Residents on the block had moved their cars, as had those on the 800 block of Wolf. But several parked cars created obstacles on the 700 block.

At least one resident had not heard the news that the city was no longer ticketing the unmoved vehicles.

"Oh, they have [stopped]?" asked a man who would identify himself only as Tony, as he hosed down the facade of his house on the 900 block. "I really haven’t noticed."

Signs posted on Tony’s side of the street notify residents that the block is scheduled for cleaning between 11 a.m. and 1 p.m. every Monday. Tony said he thinks the street sweeping is great, adding he plans to continue obeying the rules of the program.

Other neighbors in full compliance included those on the 1000 and 1100 blocks of McKean Street and the 700 and 900 blocks of Snyder Avenue.

Meanwhile, there was no shortage of unmoved cars. The 800 and 1000 blocks of Snyder remained full, as did the 1000 and 1100 blocks of Mifflin Street and the 900 block of Moore.

Two men from the 1700 block of South Ninth Street — where streets are cleaned Wednesdays and Fridays between 11 a.m. and 1 p.m. — said the program invited indiscriminate ticketing. Neither would give his name for print.

One of the men was unaware the ticketing had stopped, but was pleased at the news: This summer, he received eight consecutive tickets when he spent two months in the hospital recovering from open-heart surgery. He explained he lived alone and had no one to watch his car.

"I couldn’t move my car," he said, tugging at the neck of his shirt to flash a fresh scar on his chest to prove his hardship. "I got eight [expletive] tickets. Is that right?"

The other man said he longed to return to the "old days," when crews of men cleaned the streets with push brooms and water trucks washed away the debris.

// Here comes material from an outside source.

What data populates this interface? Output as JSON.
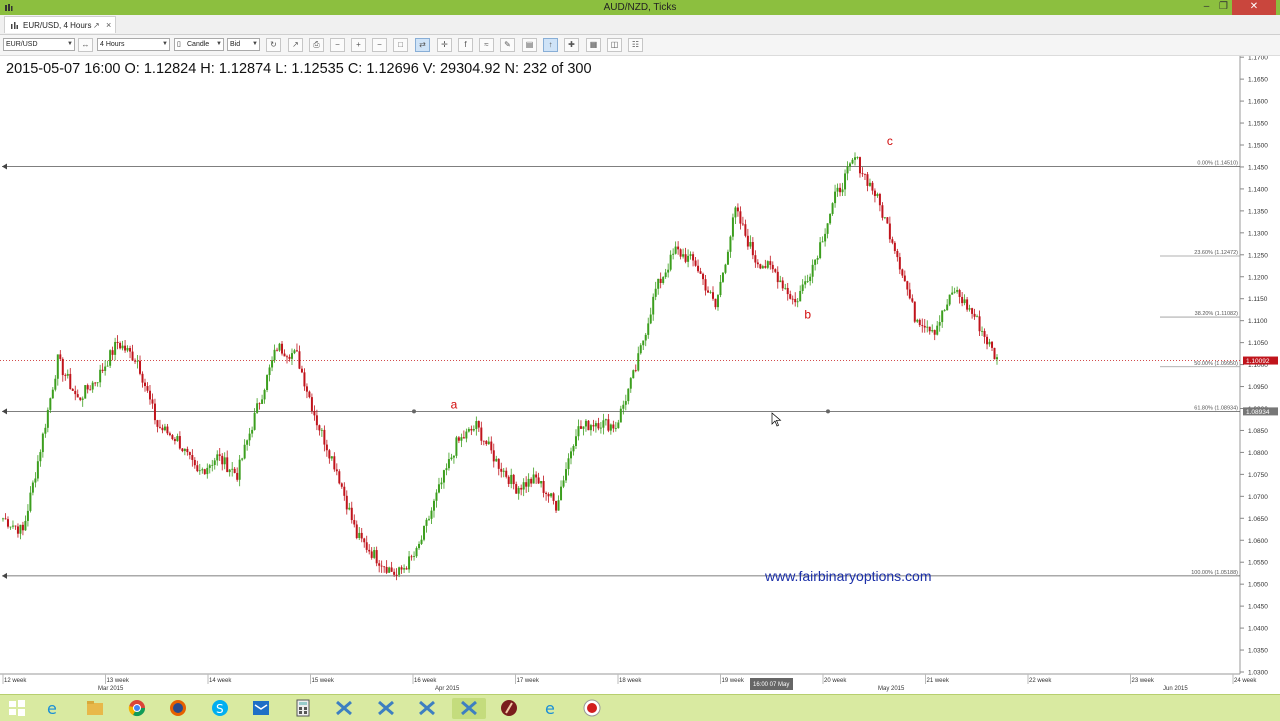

"I think [ticketing] is very unjust. They ticketed cars in a funeral here once [at St. Nicholas of Tolentine Church]. The people were in church."

George Black, 61, of the 300 block of Catharine Street, also said he preferred when the streets were cleaned by hand. It is a popular opinion among residents who are old enough to remember those days.

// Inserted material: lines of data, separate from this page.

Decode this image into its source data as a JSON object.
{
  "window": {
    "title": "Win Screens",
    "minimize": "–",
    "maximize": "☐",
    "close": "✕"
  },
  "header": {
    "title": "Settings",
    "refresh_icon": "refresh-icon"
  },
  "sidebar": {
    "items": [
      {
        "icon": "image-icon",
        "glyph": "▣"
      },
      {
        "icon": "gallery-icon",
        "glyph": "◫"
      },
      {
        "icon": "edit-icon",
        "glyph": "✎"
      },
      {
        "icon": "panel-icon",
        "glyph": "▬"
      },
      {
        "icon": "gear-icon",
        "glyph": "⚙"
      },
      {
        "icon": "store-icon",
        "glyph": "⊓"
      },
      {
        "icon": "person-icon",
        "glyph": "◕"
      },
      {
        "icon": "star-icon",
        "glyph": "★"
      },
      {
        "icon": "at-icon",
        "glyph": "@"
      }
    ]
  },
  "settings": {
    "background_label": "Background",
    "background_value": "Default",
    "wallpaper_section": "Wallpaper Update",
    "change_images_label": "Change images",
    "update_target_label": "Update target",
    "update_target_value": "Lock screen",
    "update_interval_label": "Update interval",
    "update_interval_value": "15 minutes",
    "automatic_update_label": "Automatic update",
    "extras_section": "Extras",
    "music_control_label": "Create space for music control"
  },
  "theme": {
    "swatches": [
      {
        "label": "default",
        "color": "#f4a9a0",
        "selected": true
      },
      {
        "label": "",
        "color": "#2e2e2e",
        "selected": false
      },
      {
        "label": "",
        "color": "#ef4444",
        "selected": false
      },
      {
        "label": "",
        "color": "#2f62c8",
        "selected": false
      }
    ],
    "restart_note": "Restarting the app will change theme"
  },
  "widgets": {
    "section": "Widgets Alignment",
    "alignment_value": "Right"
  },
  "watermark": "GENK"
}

In Black’s Queen Village neighborhood, ticketing has not been suspended, DiCicco said. The street-cleaning program there predates the one he implemented in the rest of his district. In Queen Village, each side of the street is swept only twice a month instead of four times, like the rest of the First District.

Among Black’s other complaints, he said, the streets are not effectively cleaned and the scheduling is inconvenient.

"If you tell the people to move at 9, they have to be gone until 11 or 12 o’clock. It is really a hassle."